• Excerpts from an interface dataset

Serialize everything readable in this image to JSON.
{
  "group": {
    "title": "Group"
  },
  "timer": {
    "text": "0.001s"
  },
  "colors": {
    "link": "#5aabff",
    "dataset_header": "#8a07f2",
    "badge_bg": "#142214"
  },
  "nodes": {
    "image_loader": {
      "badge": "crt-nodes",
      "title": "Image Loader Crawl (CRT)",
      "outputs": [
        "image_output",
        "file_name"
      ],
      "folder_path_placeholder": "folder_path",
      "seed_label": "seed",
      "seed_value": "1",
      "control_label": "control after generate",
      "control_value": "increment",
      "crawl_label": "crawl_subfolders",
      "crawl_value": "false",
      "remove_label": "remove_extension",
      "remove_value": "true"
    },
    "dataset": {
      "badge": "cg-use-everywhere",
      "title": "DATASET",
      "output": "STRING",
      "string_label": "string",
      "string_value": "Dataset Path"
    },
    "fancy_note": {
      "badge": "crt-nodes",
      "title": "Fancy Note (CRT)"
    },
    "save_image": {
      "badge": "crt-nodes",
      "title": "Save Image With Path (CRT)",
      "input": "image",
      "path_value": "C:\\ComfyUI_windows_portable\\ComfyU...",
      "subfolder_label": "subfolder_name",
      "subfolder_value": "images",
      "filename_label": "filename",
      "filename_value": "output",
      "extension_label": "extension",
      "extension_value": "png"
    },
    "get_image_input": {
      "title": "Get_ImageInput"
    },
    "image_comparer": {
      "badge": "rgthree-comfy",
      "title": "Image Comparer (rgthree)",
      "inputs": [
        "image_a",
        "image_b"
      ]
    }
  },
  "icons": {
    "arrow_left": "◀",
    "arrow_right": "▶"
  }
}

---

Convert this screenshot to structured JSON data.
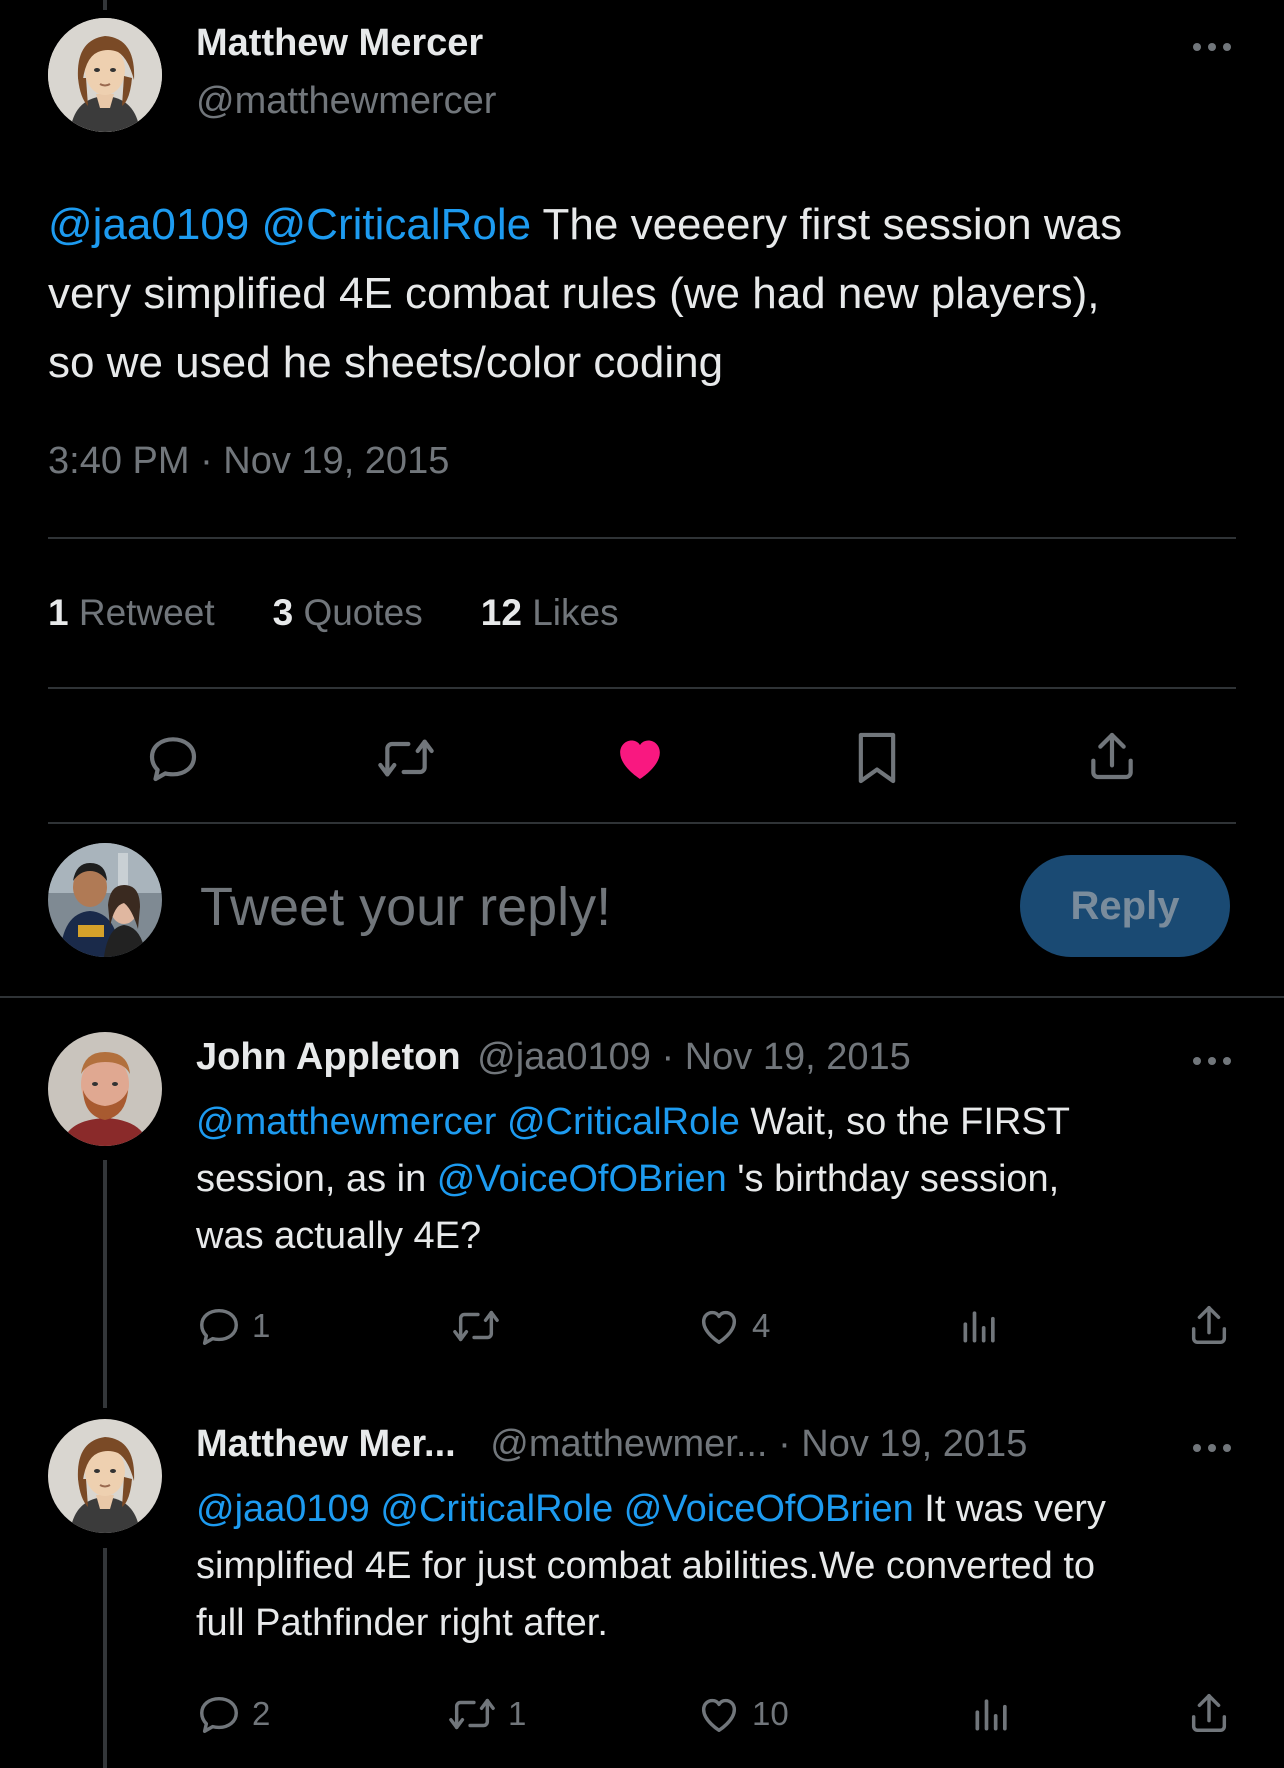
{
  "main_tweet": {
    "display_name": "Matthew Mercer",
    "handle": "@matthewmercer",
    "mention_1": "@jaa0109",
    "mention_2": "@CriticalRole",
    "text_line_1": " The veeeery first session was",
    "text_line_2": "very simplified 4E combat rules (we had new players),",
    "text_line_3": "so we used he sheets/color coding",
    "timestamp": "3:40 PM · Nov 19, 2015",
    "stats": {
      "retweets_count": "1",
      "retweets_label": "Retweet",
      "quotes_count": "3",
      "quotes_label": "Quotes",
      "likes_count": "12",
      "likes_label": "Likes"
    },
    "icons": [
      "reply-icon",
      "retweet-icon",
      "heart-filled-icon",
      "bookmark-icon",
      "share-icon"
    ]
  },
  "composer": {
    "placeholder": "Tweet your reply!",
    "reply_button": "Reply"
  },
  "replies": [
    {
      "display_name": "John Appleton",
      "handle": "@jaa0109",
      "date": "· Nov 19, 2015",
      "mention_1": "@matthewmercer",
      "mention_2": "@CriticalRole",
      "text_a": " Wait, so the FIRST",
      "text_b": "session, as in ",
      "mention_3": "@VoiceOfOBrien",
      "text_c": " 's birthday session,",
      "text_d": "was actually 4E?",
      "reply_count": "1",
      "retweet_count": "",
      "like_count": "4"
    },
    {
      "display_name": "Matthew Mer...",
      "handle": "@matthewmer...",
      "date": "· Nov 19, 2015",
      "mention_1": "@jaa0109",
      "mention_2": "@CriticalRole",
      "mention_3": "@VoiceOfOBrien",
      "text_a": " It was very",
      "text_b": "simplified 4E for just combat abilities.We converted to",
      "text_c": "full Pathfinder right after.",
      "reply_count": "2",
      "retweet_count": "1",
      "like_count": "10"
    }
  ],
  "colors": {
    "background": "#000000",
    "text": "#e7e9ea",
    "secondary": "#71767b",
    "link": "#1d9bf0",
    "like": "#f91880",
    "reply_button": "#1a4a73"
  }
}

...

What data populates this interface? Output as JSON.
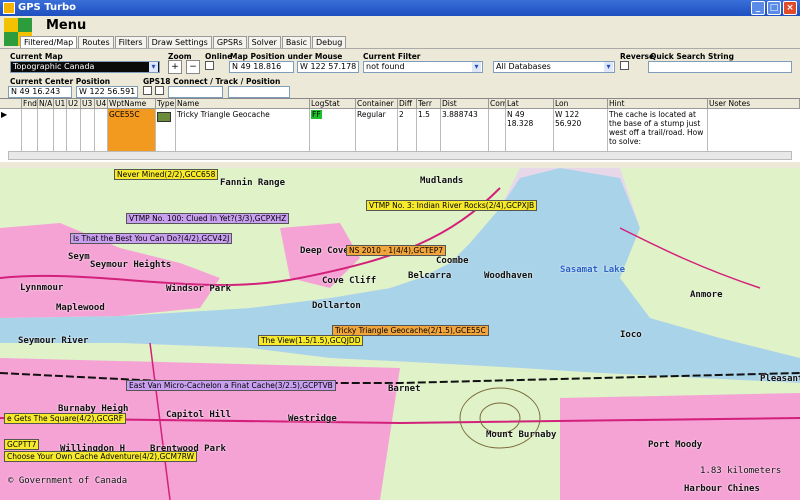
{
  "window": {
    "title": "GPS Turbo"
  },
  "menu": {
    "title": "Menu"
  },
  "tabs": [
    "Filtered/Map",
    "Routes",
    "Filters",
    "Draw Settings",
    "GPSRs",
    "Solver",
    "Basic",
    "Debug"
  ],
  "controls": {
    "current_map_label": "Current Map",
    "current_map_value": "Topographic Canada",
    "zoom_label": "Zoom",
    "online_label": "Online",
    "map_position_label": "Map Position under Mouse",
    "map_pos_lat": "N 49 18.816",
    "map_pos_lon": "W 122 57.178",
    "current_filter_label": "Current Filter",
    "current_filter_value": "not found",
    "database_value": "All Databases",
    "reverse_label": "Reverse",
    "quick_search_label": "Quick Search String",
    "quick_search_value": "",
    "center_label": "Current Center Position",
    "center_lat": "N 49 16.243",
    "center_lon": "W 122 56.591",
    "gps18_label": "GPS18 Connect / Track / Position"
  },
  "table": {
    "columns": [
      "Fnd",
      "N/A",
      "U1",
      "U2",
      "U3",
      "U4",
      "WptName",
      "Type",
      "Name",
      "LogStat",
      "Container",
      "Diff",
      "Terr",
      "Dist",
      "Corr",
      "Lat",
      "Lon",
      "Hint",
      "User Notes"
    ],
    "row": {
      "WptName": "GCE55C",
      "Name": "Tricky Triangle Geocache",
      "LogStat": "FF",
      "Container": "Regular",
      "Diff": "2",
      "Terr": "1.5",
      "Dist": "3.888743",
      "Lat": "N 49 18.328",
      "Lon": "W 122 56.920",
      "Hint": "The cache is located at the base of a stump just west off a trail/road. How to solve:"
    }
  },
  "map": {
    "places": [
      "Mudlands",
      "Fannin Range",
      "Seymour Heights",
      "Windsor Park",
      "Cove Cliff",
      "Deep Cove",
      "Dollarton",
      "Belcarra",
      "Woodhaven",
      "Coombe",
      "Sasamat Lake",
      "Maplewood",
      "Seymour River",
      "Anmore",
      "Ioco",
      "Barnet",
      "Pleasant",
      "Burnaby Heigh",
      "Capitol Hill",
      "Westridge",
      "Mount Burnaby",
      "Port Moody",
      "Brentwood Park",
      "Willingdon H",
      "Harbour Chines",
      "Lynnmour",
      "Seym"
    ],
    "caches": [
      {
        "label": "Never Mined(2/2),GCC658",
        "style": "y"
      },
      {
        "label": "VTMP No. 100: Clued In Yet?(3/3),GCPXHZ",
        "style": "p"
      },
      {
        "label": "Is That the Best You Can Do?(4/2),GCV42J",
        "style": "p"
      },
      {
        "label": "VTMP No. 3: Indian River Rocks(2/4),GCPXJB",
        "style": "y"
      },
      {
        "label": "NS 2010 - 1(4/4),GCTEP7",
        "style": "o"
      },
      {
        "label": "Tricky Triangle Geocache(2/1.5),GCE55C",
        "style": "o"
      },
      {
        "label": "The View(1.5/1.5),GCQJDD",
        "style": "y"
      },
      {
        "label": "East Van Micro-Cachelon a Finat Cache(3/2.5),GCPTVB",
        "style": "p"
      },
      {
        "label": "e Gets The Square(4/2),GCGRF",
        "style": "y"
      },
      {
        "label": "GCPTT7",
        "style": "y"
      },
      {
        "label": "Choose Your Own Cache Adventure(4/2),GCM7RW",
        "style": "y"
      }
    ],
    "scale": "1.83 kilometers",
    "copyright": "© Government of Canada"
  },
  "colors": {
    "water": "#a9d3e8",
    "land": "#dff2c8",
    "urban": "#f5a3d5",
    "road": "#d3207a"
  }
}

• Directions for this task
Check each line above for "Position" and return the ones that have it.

• Solution to this exercise
    "map_position_label": "Map Position under Mouse",
    "center_label": "Current Center Position",
    "gps18_label": "GPS18 Connect / Track / Position"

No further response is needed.